> [Data extract]
+ + + +

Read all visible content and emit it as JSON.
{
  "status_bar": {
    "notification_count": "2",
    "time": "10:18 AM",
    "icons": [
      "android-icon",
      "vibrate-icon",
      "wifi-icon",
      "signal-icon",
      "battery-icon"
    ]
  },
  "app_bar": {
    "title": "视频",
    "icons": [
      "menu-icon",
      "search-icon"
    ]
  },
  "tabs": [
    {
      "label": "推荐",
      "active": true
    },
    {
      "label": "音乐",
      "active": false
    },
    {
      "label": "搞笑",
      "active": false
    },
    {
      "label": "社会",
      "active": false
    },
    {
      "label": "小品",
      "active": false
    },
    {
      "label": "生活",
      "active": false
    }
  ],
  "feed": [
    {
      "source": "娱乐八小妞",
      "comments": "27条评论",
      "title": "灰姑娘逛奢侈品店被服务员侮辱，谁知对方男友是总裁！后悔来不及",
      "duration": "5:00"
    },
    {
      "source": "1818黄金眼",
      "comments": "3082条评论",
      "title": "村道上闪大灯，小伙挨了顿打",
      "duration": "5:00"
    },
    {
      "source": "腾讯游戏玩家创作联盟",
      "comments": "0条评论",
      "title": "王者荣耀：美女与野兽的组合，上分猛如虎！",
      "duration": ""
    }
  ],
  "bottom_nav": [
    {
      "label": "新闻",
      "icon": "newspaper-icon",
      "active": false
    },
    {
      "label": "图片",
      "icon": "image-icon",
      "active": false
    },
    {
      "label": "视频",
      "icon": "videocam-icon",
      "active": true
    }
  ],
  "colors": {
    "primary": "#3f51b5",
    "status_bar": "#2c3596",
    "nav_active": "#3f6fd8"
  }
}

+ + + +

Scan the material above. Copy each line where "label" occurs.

> [Solution for this problem]
      "label": "推荐",
      "label": "音乐",
      "label": "搞笑",
      "label": "社会",
      "label": "小品",
      "label": "生活",
      "label": "新闻",
      "label": "图片",
      "label": "视频",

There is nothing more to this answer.